Problem to work on ▸
Only the lines that include "Payable" should be copied from the data below.

Supplied entries ▸
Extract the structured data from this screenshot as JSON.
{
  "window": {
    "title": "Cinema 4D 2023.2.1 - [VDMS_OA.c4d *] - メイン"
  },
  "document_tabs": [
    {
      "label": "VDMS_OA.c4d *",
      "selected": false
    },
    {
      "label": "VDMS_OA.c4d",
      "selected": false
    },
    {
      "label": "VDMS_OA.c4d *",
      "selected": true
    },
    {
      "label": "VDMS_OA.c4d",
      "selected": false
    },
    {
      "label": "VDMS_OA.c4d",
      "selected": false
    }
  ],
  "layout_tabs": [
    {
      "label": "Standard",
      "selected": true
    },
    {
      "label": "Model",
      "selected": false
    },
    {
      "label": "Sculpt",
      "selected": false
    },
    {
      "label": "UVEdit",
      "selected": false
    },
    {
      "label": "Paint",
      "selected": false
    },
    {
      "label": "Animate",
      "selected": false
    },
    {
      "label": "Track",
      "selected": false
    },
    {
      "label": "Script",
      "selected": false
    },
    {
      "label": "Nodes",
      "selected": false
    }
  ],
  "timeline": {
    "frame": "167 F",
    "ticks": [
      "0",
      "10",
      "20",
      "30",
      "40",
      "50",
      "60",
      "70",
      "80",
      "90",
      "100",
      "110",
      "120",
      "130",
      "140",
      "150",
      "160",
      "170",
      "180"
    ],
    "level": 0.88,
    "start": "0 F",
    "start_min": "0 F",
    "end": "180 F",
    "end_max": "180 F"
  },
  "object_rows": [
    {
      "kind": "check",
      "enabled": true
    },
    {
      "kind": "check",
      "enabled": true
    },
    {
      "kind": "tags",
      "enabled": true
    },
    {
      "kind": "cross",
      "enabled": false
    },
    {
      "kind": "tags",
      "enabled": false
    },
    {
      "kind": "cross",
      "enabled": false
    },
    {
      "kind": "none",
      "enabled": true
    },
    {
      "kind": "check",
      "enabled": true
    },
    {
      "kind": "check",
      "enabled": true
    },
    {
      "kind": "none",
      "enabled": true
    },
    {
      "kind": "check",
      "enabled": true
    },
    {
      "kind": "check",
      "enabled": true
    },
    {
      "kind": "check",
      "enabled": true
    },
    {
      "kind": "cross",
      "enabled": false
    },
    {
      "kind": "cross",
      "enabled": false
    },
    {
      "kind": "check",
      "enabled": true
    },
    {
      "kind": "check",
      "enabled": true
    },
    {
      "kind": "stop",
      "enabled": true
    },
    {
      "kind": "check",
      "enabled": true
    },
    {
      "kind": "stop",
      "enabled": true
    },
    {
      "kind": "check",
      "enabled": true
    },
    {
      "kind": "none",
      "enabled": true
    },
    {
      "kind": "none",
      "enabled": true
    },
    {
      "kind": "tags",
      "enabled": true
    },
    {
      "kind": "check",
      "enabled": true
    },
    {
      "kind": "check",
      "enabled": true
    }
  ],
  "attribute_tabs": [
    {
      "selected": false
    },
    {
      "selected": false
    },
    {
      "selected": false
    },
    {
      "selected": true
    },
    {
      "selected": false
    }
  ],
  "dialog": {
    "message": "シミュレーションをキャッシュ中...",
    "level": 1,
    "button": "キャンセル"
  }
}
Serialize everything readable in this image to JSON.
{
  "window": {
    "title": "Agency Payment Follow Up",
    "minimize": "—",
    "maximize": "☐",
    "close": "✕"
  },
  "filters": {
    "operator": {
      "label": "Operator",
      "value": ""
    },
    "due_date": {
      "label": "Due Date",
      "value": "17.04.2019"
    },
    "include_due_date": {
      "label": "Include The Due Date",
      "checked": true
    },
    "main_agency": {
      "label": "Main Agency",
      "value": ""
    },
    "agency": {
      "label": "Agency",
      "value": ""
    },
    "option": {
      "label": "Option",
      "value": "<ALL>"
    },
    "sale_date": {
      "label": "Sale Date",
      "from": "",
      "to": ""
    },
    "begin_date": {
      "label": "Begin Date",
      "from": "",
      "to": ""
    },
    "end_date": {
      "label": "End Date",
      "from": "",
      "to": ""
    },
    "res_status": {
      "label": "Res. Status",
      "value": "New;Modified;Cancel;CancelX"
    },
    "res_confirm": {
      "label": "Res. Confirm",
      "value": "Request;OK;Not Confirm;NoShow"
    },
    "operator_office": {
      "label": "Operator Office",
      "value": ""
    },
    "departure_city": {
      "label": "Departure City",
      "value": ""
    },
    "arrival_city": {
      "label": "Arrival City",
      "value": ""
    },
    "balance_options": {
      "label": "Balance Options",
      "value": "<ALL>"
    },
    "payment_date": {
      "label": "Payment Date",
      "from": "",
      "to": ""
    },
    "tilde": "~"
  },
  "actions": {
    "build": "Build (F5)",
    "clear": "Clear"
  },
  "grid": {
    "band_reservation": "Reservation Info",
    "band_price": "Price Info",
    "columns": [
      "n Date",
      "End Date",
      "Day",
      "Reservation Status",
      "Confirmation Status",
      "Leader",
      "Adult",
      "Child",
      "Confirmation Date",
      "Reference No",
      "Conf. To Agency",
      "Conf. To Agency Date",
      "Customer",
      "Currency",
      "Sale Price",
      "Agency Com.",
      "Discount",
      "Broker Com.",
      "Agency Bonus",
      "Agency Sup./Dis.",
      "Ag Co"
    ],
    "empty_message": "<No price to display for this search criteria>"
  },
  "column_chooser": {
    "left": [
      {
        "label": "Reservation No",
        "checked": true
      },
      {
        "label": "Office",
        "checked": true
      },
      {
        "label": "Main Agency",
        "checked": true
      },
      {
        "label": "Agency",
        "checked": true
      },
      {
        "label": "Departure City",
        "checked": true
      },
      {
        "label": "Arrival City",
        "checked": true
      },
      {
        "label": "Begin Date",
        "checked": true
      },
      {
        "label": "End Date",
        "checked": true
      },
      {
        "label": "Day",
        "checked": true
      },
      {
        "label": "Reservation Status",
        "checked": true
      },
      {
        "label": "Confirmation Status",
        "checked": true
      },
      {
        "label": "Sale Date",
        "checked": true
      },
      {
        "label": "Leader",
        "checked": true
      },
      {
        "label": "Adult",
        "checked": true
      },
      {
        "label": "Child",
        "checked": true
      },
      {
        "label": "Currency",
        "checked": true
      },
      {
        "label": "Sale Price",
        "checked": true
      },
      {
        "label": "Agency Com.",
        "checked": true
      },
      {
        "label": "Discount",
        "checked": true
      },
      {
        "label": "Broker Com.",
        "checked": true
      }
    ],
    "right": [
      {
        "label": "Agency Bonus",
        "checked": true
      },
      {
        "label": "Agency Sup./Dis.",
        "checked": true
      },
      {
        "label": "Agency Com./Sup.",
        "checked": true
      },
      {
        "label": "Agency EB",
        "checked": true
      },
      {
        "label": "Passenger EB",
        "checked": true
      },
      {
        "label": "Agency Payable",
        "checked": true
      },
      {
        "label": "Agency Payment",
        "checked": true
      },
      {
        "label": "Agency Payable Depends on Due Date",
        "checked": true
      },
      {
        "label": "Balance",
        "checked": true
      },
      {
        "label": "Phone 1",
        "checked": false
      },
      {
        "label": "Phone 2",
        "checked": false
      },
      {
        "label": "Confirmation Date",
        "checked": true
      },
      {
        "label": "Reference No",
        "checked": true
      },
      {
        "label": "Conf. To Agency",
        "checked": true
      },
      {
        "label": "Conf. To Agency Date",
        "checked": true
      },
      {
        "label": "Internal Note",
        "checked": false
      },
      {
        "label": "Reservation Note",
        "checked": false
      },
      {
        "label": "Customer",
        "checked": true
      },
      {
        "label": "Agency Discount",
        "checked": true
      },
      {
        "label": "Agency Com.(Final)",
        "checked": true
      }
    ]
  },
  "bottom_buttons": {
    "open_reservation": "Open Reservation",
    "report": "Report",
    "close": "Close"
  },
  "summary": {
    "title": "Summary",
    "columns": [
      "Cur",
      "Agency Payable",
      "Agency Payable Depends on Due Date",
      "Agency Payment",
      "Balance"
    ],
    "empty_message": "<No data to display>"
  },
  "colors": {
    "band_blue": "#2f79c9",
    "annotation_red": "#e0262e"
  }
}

Reply to the task ▸
        "label": "Agency Payable",
        "label": "Agency Payable Depends on Due Date",
      "Agency Payable",
      "Agency Payable Depends on Due Date",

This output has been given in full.